Only two African countries, Mauritius and Seychelles, have fully vaccinated 70% of their total population, so far while Rwanda is expected to achieve the target by the end of the month based on the current uptake pace.
However, Africa has largely youthful demography, with 45% of the continent’s population under the age of 18.
In a bid to use vaccines strategically, most countries are targeting their adult population. WHO is recommending to countries with low vaccination coverage to focus on high-priority groups – health workers, older adults, and people with comorbidities.
The continent’s coverage of people over 18 years is estimated at 34%, significantly higher than the 18% full coverage in the general population. Nine countries have fully vaccinated more than 70% or their adult population, while 21 have reached more than 40% of adults.
“Having been beset by poor access to doses, costly delays, and shortfalls, Africa’s COVID-19 vaccination progress so far is no mean feat,” said Dr. Matshidiso Moeti, WHO Regional Director for Africa.
Moeti said Africa’s youthful population has helped the continent weather the COVID-19 pandemic.
“While protecting young people at high-risk of COVID-19 is paramount, focusing efforts on vaccinating older people, health workers, and other vulnerable populations will ensure we stay a step ahead of the virus,” she added.
To date, at least 31 countries have planned mass vaccination campaigns until the end of the year.

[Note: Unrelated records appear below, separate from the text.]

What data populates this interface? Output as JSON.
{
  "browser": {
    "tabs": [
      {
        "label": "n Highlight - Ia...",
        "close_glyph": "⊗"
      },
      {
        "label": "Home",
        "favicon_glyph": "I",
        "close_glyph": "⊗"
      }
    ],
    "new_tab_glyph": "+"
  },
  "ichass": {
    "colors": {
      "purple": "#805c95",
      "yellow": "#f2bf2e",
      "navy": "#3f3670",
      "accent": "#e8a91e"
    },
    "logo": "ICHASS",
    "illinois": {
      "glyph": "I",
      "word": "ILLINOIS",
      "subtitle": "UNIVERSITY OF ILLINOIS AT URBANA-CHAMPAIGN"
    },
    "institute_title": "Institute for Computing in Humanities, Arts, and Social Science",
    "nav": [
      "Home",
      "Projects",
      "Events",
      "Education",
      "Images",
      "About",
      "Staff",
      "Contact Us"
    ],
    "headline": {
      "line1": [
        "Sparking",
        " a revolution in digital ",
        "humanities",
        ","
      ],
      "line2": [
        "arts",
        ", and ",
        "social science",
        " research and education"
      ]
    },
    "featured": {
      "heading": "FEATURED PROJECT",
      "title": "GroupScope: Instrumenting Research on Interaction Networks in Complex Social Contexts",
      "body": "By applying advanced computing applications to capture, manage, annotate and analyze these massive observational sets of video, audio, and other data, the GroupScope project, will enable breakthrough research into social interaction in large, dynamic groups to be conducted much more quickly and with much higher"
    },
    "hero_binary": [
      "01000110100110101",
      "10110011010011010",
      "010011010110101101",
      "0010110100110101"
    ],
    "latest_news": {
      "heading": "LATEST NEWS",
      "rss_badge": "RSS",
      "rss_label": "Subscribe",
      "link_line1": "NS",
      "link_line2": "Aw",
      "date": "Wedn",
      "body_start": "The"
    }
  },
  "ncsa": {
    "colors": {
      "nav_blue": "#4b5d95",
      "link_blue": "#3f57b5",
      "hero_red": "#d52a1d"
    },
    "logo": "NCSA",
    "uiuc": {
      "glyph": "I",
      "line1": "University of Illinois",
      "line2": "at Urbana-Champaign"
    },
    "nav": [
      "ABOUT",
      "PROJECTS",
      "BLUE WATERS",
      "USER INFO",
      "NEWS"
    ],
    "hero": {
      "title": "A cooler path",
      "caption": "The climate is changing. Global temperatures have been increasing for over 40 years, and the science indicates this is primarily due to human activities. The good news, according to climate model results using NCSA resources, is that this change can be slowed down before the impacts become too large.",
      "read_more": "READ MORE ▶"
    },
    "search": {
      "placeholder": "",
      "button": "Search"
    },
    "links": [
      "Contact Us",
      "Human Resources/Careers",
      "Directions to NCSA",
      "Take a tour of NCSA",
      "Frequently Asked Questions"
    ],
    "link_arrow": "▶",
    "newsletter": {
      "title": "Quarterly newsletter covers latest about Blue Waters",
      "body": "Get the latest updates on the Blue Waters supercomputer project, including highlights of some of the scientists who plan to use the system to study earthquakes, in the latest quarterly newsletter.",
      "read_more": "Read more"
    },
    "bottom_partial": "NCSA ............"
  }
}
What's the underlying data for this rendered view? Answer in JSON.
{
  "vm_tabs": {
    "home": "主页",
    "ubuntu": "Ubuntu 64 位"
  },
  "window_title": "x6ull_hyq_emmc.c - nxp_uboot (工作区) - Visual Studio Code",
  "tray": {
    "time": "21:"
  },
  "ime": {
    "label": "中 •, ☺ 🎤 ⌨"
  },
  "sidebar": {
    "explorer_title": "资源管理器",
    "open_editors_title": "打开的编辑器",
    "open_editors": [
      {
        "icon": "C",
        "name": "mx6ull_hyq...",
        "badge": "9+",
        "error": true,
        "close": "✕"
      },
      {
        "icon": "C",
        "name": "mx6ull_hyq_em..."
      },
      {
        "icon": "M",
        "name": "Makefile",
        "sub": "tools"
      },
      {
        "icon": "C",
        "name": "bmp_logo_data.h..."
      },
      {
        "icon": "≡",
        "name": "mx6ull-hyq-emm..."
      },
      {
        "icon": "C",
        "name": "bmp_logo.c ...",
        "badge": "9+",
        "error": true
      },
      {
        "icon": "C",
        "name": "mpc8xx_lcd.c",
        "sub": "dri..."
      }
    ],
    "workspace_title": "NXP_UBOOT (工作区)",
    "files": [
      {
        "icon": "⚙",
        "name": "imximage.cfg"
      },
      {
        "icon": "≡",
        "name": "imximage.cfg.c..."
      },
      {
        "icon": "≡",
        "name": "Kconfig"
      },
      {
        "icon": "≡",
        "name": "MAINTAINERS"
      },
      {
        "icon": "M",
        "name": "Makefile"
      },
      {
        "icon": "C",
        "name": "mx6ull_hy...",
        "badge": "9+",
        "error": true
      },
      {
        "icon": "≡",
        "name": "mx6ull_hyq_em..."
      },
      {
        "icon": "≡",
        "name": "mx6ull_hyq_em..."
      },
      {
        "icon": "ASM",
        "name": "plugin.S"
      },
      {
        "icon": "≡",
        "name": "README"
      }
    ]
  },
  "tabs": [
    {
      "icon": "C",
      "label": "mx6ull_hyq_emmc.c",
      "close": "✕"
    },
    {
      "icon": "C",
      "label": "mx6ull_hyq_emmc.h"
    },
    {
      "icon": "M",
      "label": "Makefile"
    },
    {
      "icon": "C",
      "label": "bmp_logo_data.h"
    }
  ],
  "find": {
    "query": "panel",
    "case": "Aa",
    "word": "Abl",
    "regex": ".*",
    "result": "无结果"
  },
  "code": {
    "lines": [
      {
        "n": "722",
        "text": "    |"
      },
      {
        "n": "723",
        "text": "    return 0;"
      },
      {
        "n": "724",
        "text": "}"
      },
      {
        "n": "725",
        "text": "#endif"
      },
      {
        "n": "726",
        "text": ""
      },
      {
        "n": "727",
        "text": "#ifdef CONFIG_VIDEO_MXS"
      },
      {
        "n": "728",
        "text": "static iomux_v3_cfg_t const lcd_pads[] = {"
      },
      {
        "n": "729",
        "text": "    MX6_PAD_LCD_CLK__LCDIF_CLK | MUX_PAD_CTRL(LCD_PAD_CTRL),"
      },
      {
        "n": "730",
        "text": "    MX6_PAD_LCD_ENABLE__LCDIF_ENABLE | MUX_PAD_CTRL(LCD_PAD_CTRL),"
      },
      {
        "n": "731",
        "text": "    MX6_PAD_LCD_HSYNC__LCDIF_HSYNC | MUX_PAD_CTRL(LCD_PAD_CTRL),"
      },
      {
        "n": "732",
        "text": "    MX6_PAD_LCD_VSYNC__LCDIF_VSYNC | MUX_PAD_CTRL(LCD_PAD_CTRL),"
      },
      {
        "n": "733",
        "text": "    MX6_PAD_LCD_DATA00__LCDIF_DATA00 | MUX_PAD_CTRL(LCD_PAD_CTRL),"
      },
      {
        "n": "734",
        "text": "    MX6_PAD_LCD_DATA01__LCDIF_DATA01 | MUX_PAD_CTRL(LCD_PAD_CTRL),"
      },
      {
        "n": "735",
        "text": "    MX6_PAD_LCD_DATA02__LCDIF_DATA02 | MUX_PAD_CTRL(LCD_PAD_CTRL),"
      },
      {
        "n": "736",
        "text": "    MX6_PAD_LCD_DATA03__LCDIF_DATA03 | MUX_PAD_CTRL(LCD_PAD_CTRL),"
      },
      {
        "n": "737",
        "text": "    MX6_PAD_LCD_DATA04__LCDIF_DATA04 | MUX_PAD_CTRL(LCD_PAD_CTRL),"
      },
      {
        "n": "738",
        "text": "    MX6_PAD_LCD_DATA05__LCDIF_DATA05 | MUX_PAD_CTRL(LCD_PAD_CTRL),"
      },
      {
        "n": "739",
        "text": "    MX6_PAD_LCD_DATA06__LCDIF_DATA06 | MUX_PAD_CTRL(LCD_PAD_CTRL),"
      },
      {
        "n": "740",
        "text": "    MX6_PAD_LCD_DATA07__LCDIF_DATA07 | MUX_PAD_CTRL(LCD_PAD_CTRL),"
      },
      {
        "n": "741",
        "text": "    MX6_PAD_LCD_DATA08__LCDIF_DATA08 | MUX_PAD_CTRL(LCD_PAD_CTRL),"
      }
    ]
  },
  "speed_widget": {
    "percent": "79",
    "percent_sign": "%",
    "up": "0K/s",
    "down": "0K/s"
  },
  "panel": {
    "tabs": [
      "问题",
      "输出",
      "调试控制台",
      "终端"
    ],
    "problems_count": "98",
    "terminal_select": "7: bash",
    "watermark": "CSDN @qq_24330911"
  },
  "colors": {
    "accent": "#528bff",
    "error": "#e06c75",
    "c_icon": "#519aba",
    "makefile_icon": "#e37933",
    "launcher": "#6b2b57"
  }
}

Learning from the experience of HIV testing and treatment, provider-initiated COVID-19 vaccination should be offered in primary health care and in special units offering care to people with comorbidities such as HIV, diabetes, cardiovascular diseases, and cancer, the WHO said.
Over the past week, the number of new COVID-19 cases in Africa marginally increased following a sustained three-week decline.
This slight uptick was due to the recent surge in cases reported in East and North Africa, according to WHO.
As of 13th of June 2022, there were 11.9 million COVID-19 cases in Africa, including 254 442 deaths.